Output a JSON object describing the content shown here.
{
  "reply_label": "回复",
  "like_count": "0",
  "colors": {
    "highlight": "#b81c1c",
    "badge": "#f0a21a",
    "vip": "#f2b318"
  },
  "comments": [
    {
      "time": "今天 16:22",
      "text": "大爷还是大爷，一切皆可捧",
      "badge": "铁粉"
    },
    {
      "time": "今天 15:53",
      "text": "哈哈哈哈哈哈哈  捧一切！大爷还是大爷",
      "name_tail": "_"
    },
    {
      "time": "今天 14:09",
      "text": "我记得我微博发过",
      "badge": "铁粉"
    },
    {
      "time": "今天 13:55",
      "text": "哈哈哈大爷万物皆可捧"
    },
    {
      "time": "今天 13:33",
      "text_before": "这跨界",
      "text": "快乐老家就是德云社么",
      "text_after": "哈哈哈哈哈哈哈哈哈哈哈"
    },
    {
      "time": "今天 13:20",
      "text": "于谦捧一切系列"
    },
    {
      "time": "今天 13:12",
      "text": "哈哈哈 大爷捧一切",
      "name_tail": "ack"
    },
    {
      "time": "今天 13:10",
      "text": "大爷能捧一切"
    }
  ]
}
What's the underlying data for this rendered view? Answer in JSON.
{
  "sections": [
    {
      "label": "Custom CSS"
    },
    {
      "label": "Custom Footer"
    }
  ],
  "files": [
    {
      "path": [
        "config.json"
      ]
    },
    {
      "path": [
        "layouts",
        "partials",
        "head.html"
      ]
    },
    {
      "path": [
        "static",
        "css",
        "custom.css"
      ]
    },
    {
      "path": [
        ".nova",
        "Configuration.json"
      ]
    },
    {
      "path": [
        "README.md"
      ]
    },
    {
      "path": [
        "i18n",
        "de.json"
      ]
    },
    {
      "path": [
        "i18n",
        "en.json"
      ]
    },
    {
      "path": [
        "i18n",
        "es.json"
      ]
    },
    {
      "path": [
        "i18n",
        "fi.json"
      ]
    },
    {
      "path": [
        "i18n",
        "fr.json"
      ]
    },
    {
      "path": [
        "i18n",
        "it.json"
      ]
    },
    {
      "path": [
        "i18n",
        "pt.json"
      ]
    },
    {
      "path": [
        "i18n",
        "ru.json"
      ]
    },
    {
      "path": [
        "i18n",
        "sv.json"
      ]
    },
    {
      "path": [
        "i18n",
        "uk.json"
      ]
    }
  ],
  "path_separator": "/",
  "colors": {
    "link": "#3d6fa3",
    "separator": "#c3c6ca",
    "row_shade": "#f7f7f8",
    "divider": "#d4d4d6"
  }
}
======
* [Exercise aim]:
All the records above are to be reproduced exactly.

* [Response to this exercise]:
Output a JSON object describing the content shown here.
{
  "reply_label": "回复",
  "like_count": "0",
  "colors": {
    "highlight": "#b81c1c",
    "badge": "#f0a21a",
    "vip": "#f2b318"
  },
  "comments": [
    {
      "time": "今天 16:22",
      "text": "大爷还是大爷，一切皆可捧",
      "badge": "铁粉"
    },
    {
      "time": "今天 15:53",
      "text": "哈哈哈哈哈哈哈  捧一切！大爷还是大爷",
      "name_tail": "_"
    },
    {
      "time": "今天 14:09",
      "text": "我记得我微博发过",
      "badge": "铁粉"
    },
    {
      "time": "今天 13:55",
      "text": "哈哈哈大爷万物皆可捧"
    },
    {
      "time": "今天 13:33",
      "text_before": "这跨界",
      "text": "快乐老家就是德云社么",
      "text_after": "哈哈哈哈哈哈哈哈哈哈哈"
    },
    {
      "time": "今天 13:20",
      "text": "于谦捧一切系列"
    },
    {
      "time": "今天 13:12",
      "text": "哈哈哈 大爷捧一切",
      "name_tail": "ack"
    },
    {
      "time": "今天 13:10",
      "text": "大爷能捧一切"
    }
  ]
}
What's the underlying data for this rendered view? Answer in JSON.
{
  "sections": [
    {
      "label": "Custom CSS"
    },
    {
      "label": "Custom Footer"
    }
  ],
  "files": [
    {
      "path": [
        "config.json"
      ]
    },
    {
      "path": [
        "layouts",
        "partials",
        "head.html"
      ]
    },
    {
      "path": [
        "static",
        "css",
        "custom.css"
      ]
    },
    {
      "path": [
        ".nova",
        "Configuration.json"
      ]
    },
    {
      "path": [
        "README.md"
      ]
    },
    {
      "path": [
        "i18n",
        "de.json"
      ]
    },
    {
      "path": [
        "i18n",
        "en.json"
      ]
    },
    {
      "path": [
        "i18n",
        "es.json"
      ]
    },
    {
      "path": [
        "i18n",
        "fi.json"
      ]
    },
    {
      "path": [
        "i18n",
        "fr.json"
      ]
    },
    {
      "path": [
        "i18n",
        "it.json"
      ]
    },
    {
      "path": [
        "i18n",
        "pt.json"
      ]
    },
    {
      "path": [
        "i18n",
        "ru.json"
      ]
    },
    {
      "path": [
        "i18n",
        "sv.json"
      ]
    },
    {
      "path": [
        "i18n",
        "uk.json"
      ]
    }
  ],
  "path_separator": "/",
  "colors": {
    "link": "#3d6fa3",
    "separator": "#c3c6ca",
    "row_shade": "#f7f7f8",
    "divider": "#d4d4d6"
  }
}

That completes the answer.